“Nielsen is committed to measuring all audiences and the complete video consumption across the local marketplace,” Nielsen CEO David Kenny said. “Impressions are the great equalizer across all screens, programs, listeners and viewers. Nielsen’s move to prioritize reporting impressions will help standardize the way it measures ads and content, enabling greater comparability across National, Local and Digital and is in line with Nielsen’s initiative to drive comparable metrics which are foundational to Nielsen ONE.”
No. 1 local station owners Nexstar Media Group spoke out in support of Nielsen’s initiative.

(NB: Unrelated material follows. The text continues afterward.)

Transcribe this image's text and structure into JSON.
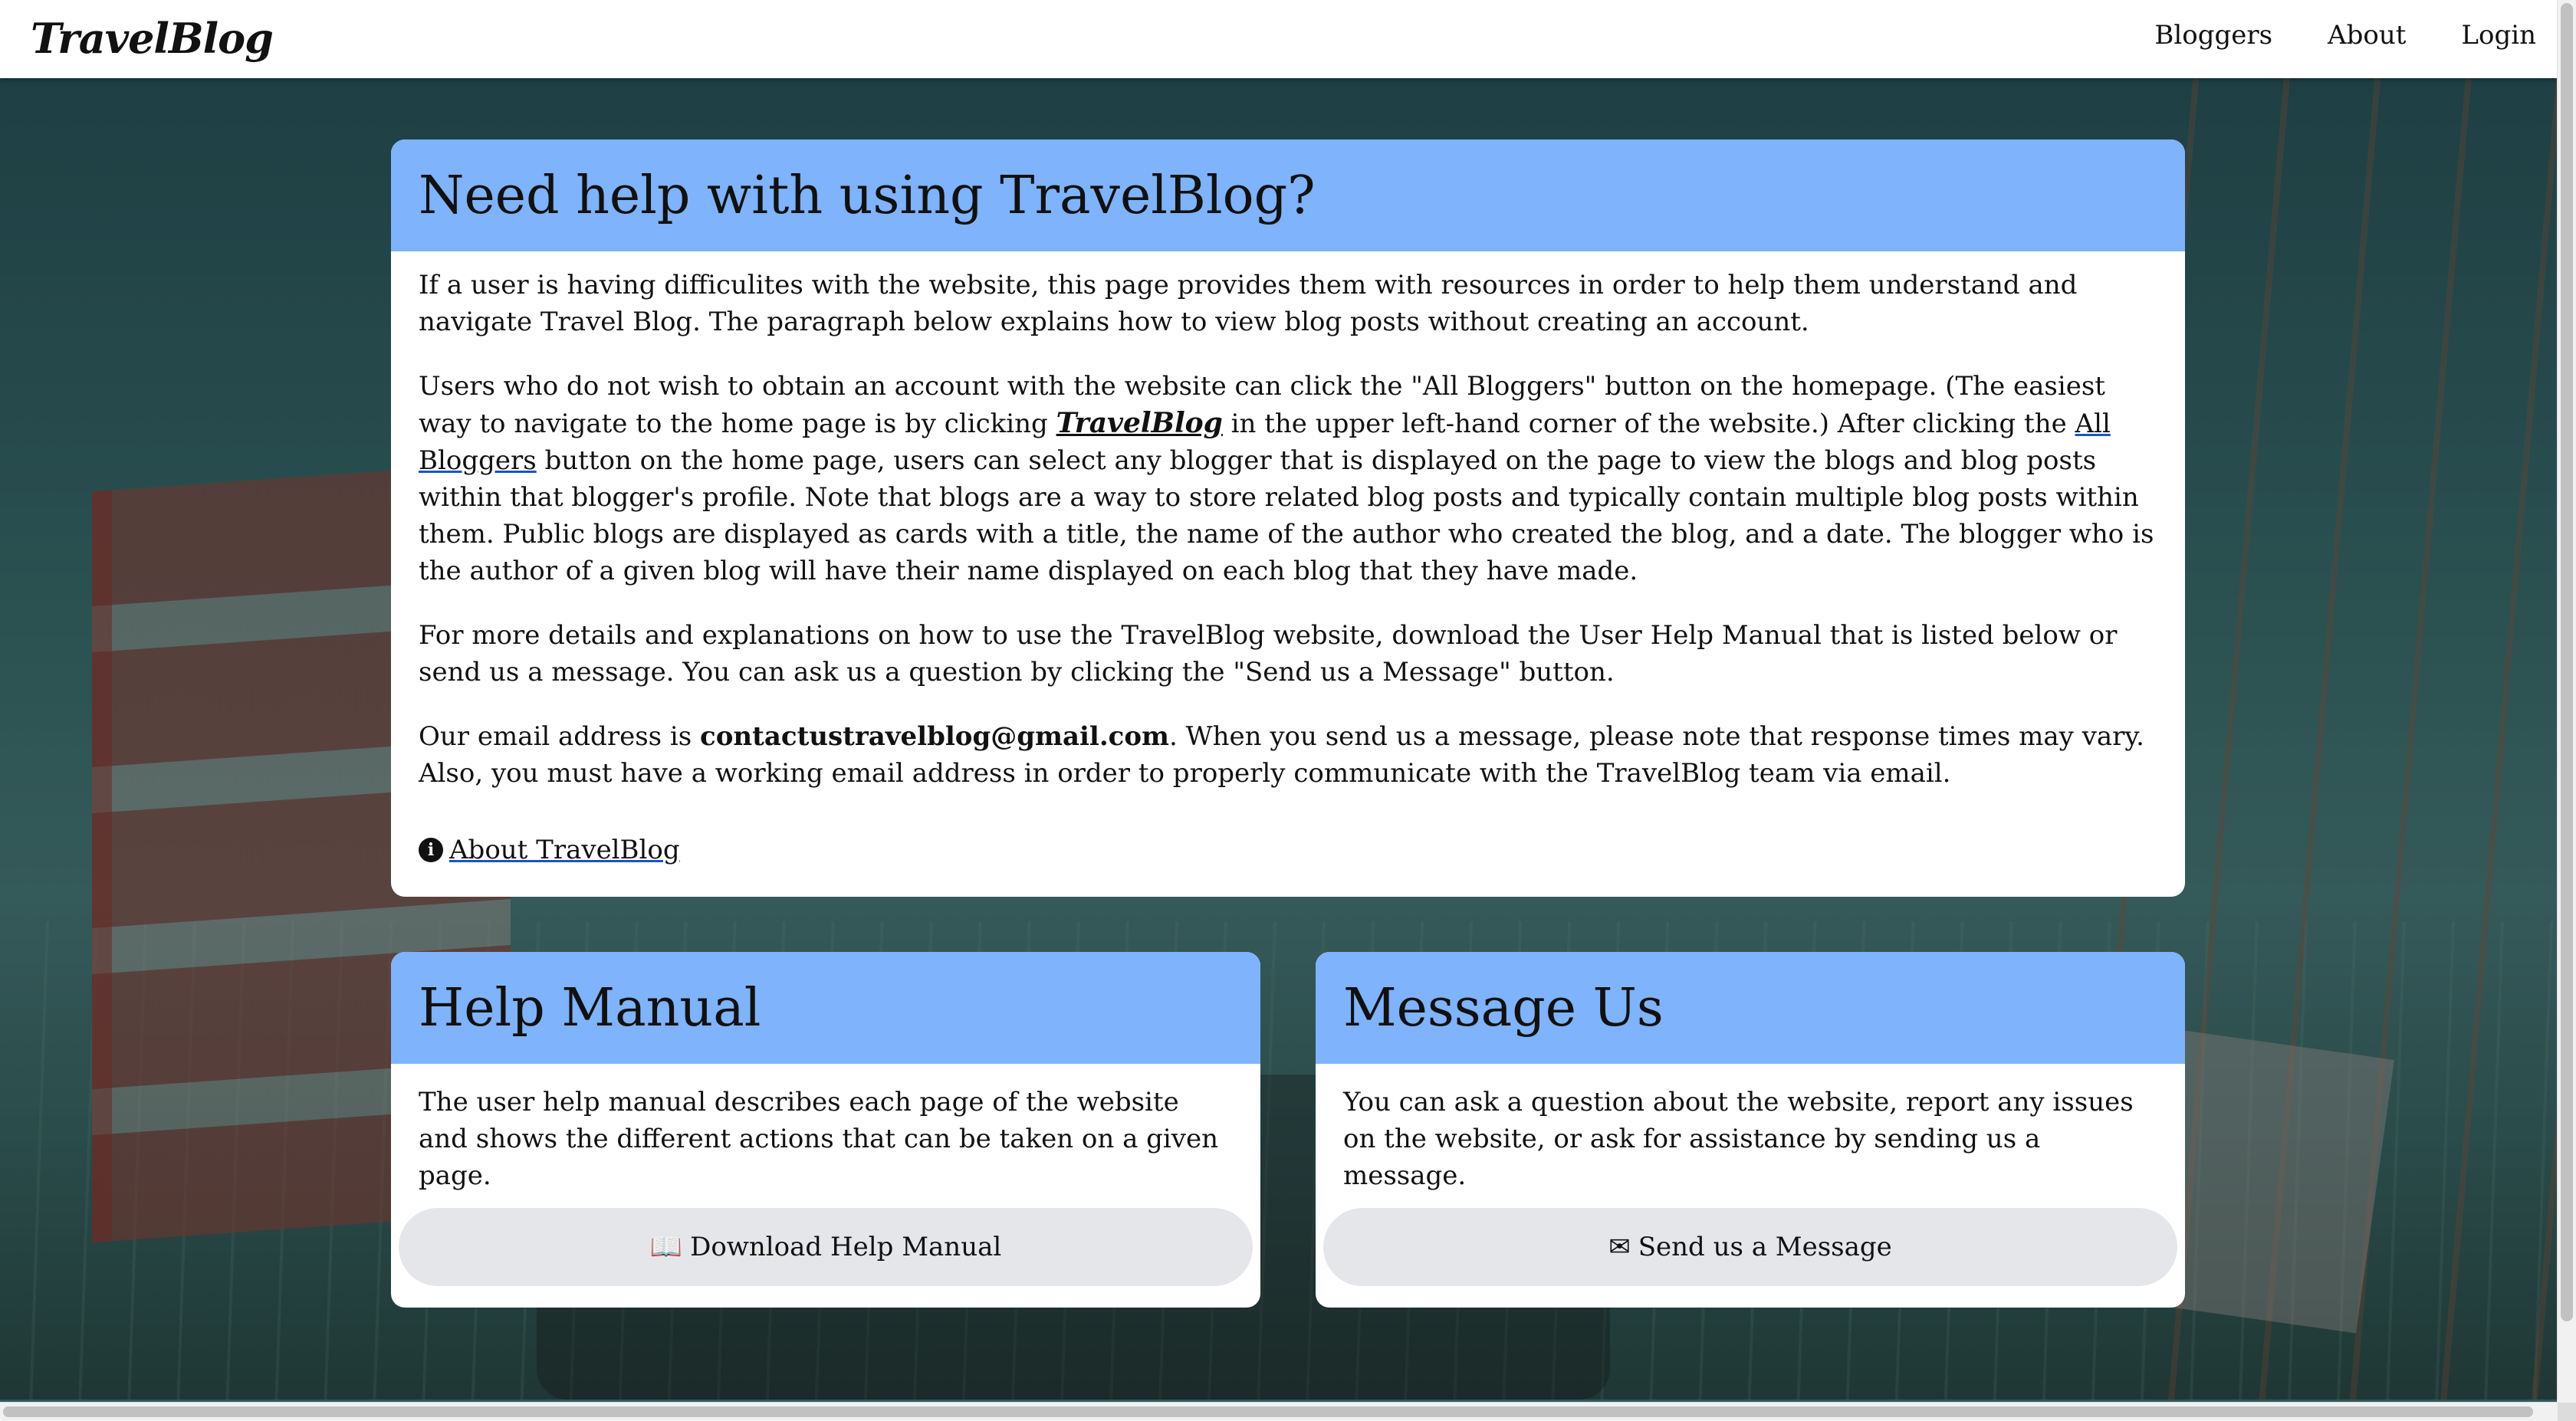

“We believe the move to impressions and the integration of BBO homes into local measurement metrics is critical to making sure that every viewer is counted,” Nexstar CEO Perry Sook said. “It also enables buyers and sellers to make comparisons across all video across platforms, gives them the most complete view of audience consumption and behavior, and facilitates automated buying.”
“Broadcasters have known for years that our content is being viewed inside and outside the home on many devices and services,” said Jordan Wertlieb, president of Hearst Television. “This move to impression-focused selling is something that will not only allow the most-watched content to get the full credit it deserves, but will also allow our clients to truly see the unique value proposition we offer: the best environment with the largest reach.”
“Agencies and advertisers are eager for Nielsen to incorporate BBO homes into local TV samples beginning January 2022,” said Bernie Shimkus, VP, Director of Research & Consumer Insights, Harmelin Media. “Over the years, the number of BBO homes has more than tripled in the U.S. from about 3% in 2015 and now accounts for at least 20% of local TV homes.”
Kathy Doyle, EVP, Managing Director, Local Investment at ad agency giant MAGNA Global, said the company supported the move. “In moving forward to a more data informed approach whereby we target more representative and inclusive audiences, impressions are absolutely the core building block that we must start with as an industry.”